◆ EXERCISE GOAL ◆
Could you write out the listing below exactly as it stands, leaving out the pictures?

**********

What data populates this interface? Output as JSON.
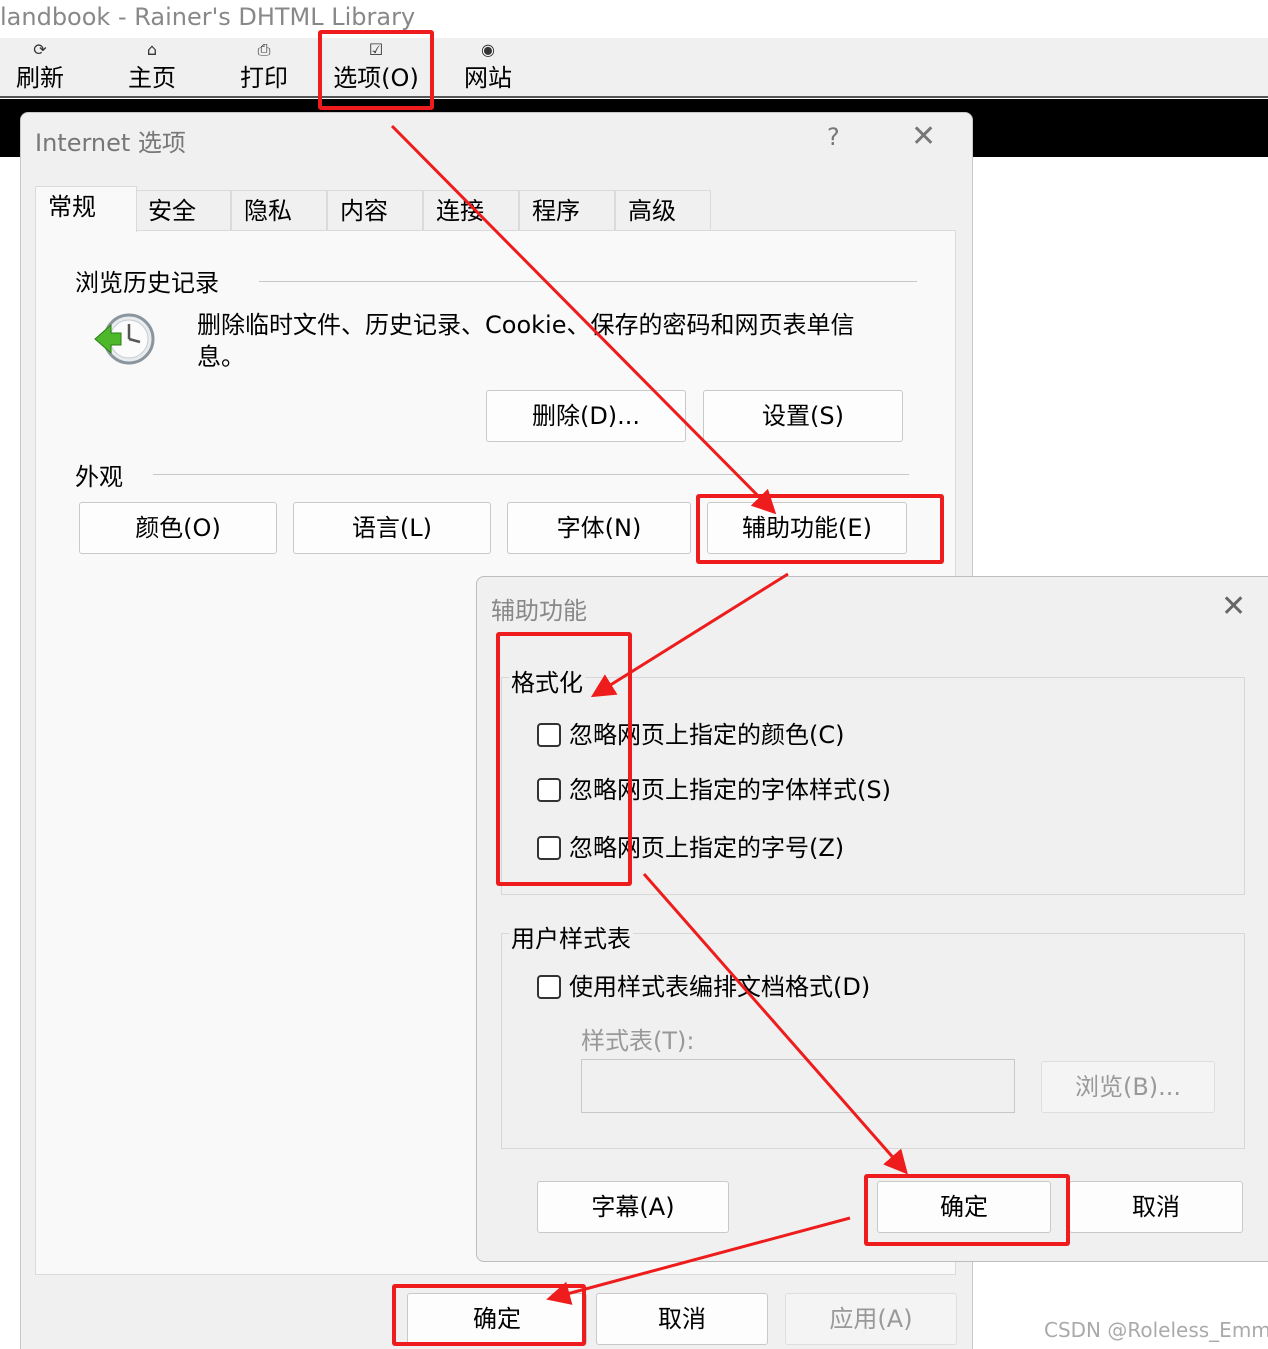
{
  "window": {
    "title": "landbook - Rainer's DHTML Library"
  },
  "toolbar": {
    "buttons": [
      {
        "icon": "refresh-icon",
        "glyph": "⟳",
        "label": "刷新"
      },
      {
        "icon": "home-icon",
        "glyph": "⌂",
        "label": "主页"
      },
      {
        "icon": "print-icon",
        "glyph": "⎙",
        "label": "打印"
      },
      {
        "icon": "options-icon",
        "glyph": "☑",
        "label": "选项(O)"
      },
      {
        "icon": "web-icon",
        "glyph": "◉",
        "label": "网站"
      }
    ]
  },
  "internet_options": {
    "title": "Internet 选项",
    "help_glyph": "?",
    "close_glyph": "✕",
    "tabs": [
      "常规",
      "安全",
      "隐私",
      "内容",
      "连接",
      "程序",
      "高级"
    ],
    "active_tab": "常规",
    "history": {
      "title": "浏览历史记录",
      "description": "删除临时文件、历史记录、Cookie、保存的密码和网页表单信息。",
      "delete_button": "删除(D)...",
      "settings_button": "设置(S)"
    },
    "appearance": {
      "title": "外观",
      "colors_button": "颜色(O)",
      "languages_button": "语言(L)",
      "fonts_button": "字体(N)",
      "accessibility_button": "辅助功能(E)"
    },
    "footer": {
      "ok": "确定",
      "cancel": "取消",
      "apply": "应用(A)"
    }
  },
  "accessibility": {
    "title": "辅助功能",
    "close_glyph": "✕",
    "formatting": {
      "title": "格式化",
      "options": [
        {
          "label": "忽略网页上指定的颜色(C)",
          "checked": false
        },
        {
          "label": "忽略网页上指定的字体样式(S)",
          "checked": false
        },
        {
          "label": "忽略网页上指定的字号(Z)",
          "checked": false
        }
      ]
    },
    "user_stylesheet": {
      "title": "用户样式表",
      "use_stylesheet": {
        "label": "使用样式表编排文档格式(D)",
        "checked": false
      },
      "stylesheet_label": "样式表(T):",
      "stylesheet_value": "",
      "browse_button": "浏览(B)..."
    },
    "captions_button": "字幕(A)",
    "ok": "确定",
    "cancel": "取消"
  },
  "watermark": "CSDN @Roleless_Emma",
  "annotation_color": "#ee1c1c"
}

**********

◆ EXERCISE SOLUTION ◆
What data populates this interface? Output as JSON.
{
  "window": {
    "title": "landbook - Rainer's DHTML Library"
  },
  "toolbar": {
    "buttons": [
      {
        "icon": "refresh-icon",
        "glyph": "⟳",
        "label": "刷新"
      },
      {
        "icon": "home-icon",
        "glyph": "⌂",
        "label": "主页"
      },
      {
        "icon": "print-icon",
        "glyph": "⎙",
        "label": "打印"
      },
      {
        "icon": "options-icon",
        "glyph": "☑",
        "label": "选项(O)"
      },
      {
        "icon": "web-icon",
        "glyph": "◉",
        "label": "网站"
      }
    ]
  },
  "internet_options": {
    "title": "Internet 选项",
    "help_glyph": "?",
    "close_glyph": "✕",
    "tabs": [
      "常规",
      "安全",
      "隐私",
      "内容",
      "连接",
      "程序",
      "高级"
    ],
    "active_tab": "常规",
    "history": {
      "title": "浏览历史记录",
      "description": "删除临时文件、历史记录、Cookie、保存的密码和网页表单信息。",
      "delete_button": "删除(D)...",
      "settings_button": "设置(S)"
    },
    "appearance": {
      "title": "外观",
      "colors_button": "颜色(O)",
      "languages_button": "语言(L)",
      "fonts_button": "字体(N)",
      "accessibility_button": "辅助功能(E)"
    },
    "footer": {
      "ok": "确定",
      "cancel": "取消",
      "apply": "应用(A)"
    }
  },
  "accessibility": {
    "title": "辅助功能",
    "close_glyph": "✕",
    "formatting": {
      "title": "格式化",
      "options": [
        {
          "label": "忽略网页上指定的颜色(C)",
          "checked": false
        },
        {
          "label": "忽略网页上指定的字体样式(S)",
          "checked": false
        },
        {
          "label": "忽略网页上指定的字号(Z)",
          "checked": false
        }
      ]
    },
    "user_stylesheet": {
      "title": "用户样式表",
      "use_stylesheet": {
        "label": "使用样式表编排文档格式(D)",
        "checked": false
      },
      "stylesheet_label": "样式表(T):",
      "stylesheet_value": "",
      "browse_button": "浏览(B)..."
    },
    "captions_button": "字幕(A)",
    "ok": "确定",
    "cancel": "取消"
  },
  "watermark": "CSDN @Roleless_Emma",
  "annotation_color": "#ee1c1c"
}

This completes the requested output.